Unlike in the cartel case (where the lawyer's role is invariably an effort in damage limitation after the event), in "not cartels" co-operation between competitors the lawyer will often be involved in setting up the arrangement. That will not infrequently call for significant investment by the participants. The key consequences of illegality in relation to "not cartel" co-operation are not so much that of fining and prison, but rather (i) that of the civil law unenforceability of the arrangements (or key parts of them) as between the parties (and not uncommonly the assumed enforceability of those parts will have been a key element in the investment decision), (ii) that of possible third party damages claims (by competitors, suppliers, customers, consumers) and (iii) in consequence, possible negligence claims against the lawyer.

The module will focus upon the following areas:

  • The European Commission's view of the general principles on co-operation between competitors, as set out in the 2001 Guidelines on Horizontal Co-operation and the 2004 Notice on Article 81(3) EC (perhaps with a look at how the general principles are seen in the USA);
  • Co-operation between competitors in research and development
  • Joint manufacturing between competitors (e.g. two vehicle manufacturers co-operating to produce a common range of vehicle engines);

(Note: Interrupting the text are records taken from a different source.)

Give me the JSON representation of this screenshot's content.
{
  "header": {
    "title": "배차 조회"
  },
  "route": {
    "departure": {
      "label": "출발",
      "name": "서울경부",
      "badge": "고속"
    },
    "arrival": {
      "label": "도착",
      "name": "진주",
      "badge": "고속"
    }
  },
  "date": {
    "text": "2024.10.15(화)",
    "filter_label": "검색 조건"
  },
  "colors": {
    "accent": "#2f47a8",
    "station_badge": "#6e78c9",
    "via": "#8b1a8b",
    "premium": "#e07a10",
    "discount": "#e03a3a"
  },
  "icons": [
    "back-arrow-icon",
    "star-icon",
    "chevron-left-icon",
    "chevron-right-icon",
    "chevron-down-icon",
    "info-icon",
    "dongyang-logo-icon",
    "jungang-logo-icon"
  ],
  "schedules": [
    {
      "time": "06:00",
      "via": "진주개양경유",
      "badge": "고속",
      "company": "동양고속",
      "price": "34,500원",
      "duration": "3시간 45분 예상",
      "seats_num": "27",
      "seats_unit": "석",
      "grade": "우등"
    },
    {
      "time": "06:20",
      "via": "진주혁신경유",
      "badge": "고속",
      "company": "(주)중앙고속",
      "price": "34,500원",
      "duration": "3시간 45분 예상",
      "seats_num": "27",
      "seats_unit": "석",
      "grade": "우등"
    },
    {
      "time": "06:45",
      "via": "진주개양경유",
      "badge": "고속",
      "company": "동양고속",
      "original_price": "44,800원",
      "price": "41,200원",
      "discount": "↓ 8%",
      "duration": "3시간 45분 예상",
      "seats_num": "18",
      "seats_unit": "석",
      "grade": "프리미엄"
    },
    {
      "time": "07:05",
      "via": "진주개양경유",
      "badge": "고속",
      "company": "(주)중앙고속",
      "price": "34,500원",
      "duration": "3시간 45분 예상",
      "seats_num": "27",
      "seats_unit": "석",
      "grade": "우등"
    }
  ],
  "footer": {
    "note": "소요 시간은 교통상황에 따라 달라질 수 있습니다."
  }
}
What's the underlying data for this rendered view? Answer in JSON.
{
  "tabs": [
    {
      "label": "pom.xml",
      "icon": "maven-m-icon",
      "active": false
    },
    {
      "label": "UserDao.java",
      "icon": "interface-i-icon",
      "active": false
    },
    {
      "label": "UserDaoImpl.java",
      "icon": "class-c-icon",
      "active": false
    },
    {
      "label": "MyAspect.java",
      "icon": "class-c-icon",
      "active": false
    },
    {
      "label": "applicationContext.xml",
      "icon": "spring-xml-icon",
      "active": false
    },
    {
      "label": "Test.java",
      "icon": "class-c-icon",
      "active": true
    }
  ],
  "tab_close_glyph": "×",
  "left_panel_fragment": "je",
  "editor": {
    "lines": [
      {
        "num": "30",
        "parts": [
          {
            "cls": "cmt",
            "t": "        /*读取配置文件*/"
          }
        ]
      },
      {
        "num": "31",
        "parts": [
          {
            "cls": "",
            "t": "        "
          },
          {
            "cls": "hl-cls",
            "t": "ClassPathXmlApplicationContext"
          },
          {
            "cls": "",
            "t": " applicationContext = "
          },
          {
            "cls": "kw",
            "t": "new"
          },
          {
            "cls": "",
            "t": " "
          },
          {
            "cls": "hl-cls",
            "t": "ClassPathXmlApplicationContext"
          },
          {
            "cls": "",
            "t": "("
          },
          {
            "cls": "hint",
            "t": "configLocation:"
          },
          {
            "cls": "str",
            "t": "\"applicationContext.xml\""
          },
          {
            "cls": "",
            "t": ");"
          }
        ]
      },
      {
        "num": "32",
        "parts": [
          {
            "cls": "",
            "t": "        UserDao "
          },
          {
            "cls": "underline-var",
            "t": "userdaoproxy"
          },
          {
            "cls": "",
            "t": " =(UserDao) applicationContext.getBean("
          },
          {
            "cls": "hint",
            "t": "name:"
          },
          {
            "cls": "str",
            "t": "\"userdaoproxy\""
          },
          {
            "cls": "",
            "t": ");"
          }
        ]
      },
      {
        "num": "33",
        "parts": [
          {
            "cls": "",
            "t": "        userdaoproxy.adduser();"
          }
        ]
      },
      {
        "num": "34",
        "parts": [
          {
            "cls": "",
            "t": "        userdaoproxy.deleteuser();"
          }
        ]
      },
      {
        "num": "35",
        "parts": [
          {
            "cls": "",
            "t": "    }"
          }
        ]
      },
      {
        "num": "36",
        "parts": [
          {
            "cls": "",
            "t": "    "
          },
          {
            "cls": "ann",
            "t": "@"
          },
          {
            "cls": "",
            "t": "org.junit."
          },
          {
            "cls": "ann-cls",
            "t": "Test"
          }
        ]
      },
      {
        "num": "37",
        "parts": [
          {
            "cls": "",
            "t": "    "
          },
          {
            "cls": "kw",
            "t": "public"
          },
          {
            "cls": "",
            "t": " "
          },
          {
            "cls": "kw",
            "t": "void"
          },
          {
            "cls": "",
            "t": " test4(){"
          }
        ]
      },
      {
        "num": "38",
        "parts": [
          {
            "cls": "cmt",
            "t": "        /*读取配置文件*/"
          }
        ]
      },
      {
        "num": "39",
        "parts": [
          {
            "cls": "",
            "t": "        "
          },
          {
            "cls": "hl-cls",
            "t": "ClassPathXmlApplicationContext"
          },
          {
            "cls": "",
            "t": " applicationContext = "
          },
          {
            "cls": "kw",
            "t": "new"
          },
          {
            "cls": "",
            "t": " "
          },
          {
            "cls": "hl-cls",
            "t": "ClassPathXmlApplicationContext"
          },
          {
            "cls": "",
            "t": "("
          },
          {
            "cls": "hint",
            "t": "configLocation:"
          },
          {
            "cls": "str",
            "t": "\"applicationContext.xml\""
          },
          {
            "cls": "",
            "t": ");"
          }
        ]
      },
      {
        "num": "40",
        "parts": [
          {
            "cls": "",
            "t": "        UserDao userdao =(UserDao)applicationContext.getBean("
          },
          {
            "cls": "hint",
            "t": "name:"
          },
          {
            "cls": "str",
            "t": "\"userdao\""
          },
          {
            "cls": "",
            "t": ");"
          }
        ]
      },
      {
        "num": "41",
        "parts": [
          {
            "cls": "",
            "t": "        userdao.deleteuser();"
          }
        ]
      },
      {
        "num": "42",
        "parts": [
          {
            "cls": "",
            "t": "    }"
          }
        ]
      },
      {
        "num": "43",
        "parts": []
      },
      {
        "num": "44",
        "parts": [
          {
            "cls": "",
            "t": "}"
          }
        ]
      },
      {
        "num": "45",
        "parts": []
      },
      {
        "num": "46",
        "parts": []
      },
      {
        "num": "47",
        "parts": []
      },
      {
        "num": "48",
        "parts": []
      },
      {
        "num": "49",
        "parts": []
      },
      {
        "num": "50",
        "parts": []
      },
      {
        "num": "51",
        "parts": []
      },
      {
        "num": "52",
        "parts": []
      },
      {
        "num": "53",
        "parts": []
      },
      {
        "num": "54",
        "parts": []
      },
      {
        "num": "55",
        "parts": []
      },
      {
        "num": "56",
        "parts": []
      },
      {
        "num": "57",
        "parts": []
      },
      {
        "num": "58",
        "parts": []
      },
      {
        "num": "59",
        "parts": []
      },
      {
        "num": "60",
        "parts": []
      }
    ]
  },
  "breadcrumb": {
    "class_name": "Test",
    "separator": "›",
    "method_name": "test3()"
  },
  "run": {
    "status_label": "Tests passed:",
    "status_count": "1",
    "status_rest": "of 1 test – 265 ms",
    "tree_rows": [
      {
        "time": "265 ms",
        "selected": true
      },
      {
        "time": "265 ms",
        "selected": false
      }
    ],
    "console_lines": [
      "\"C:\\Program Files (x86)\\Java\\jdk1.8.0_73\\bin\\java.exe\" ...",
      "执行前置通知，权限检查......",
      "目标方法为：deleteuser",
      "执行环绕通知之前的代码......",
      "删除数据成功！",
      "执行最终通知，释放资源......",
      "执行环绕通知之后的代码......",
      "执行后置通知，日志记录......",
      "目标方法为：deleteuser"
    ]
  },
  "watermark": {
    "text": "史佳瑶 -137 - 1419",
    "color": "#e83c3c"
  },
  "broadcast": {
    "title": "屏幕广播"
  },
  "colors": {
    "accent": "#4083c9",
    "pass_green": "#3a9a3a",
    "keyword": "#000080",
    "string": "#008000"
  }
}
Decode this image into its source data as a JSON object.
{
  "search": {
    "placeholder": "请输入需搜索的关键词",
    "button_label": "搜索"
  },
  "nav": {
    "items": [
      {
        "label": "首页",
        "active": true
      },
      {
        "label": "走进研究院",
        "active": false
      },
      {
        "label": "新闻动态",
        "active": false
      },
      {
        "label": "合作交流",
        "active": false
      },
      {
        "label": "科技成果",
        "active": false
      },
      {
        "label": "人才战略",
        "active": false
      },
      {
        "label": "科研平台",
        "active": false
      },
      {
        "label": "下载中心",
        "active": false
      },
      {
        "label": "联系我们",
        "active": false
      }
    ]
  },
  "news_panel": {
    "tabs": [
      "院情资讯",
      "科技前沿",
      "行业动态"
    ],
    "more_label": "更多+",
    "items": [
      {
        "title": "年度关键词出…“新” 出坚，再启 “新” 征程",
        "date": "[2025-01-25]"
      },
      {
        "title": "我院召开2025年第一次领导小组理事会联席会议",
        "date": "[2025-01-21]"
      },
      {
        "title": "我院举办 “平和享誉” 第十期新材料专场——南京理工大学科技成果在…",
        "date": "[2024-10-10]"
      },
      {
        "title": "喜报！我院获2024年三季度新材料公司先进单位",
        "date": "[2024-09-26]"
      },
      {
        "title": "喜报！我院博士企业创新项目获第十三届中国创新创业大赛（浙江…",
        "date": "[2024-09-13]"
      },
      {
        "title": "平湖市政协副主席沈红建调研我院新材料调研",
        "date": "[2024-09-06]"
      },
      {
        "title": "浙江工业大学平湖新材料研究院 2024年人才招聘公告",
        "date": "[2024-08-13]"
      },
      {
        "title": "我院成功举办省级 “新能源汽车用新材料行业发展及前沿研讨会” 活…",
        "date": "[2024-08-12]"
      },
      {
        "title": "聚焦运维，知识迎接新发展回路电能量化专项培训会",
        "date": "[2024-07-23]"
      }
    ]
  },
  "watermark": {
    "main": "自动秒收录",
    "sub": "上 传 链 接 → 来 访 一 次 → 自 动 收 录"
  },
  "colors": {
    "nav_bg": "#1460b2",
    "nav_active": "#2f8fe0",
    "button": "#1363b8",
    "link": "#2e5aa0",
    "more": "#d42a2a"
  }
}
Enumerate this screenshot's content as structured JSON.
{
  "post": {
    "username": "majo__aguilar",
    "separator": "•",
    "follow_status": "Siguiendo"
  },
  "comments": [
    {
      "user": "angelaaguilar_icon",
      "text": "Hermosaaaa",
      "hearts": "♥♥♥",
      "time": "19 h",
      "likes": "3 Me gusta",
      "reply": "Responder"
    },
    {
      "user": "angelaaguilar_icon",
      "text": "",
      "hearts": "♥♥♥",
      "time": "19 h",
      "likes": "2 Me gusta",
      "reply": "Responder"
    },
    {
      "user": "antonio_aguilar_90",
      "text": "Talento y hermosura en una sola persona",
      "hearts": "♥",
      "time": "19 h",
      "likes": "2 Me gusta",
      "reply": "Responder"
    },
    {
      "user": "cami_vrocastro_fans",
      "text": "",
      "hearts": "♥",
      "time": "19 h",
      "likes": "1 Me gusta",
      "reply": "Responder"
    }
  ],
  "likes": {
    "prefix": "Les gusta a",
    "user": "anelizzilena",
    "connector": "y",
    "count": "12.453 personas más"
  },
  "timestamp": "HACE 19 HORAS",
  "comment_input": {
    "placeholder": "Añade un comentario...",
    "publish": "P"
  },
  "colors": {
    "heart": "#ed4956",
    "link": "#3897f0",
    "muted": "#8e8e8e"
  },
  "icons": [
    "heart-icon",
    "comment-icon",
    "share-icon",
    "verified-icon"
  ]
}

  • Joint selling by competitors (common in agriculture, and one possible remedy against supermarket buyer power; and including joint tendering (where does legitimate consortium tendering stop and illegal bid-rigging start?));
  • Joint purchasing by competitors (again, for example, common in mainland Europe in agriculture);
  • Agreements between competitors on common technical standards;
  • Agreements between competitors on measures for environmental protection (which has become something of an area on its own);
  • Crisis/restructuring cartels (which may become more relevant again in recession);
  • The application of competition law to trade associations (which tend to be made up of competitors) and what they may and may not lawfully do, and the often related subject of information exchange between competitors ("benchmarking" etc.) ;
  • Competition law as it applies to the liberal professions (where specific principles have been developed by the ECJ and investigations have been made by DG COMP and by a number of NCAs);
  • Competition law as it applies in the sports sectors (which is characterised more by a series of rather murky political compromises than by hard law);
  • Some treatment of some of the sector-specific regimes for the transport sectors (some of which are very different from "mainstream" sectors);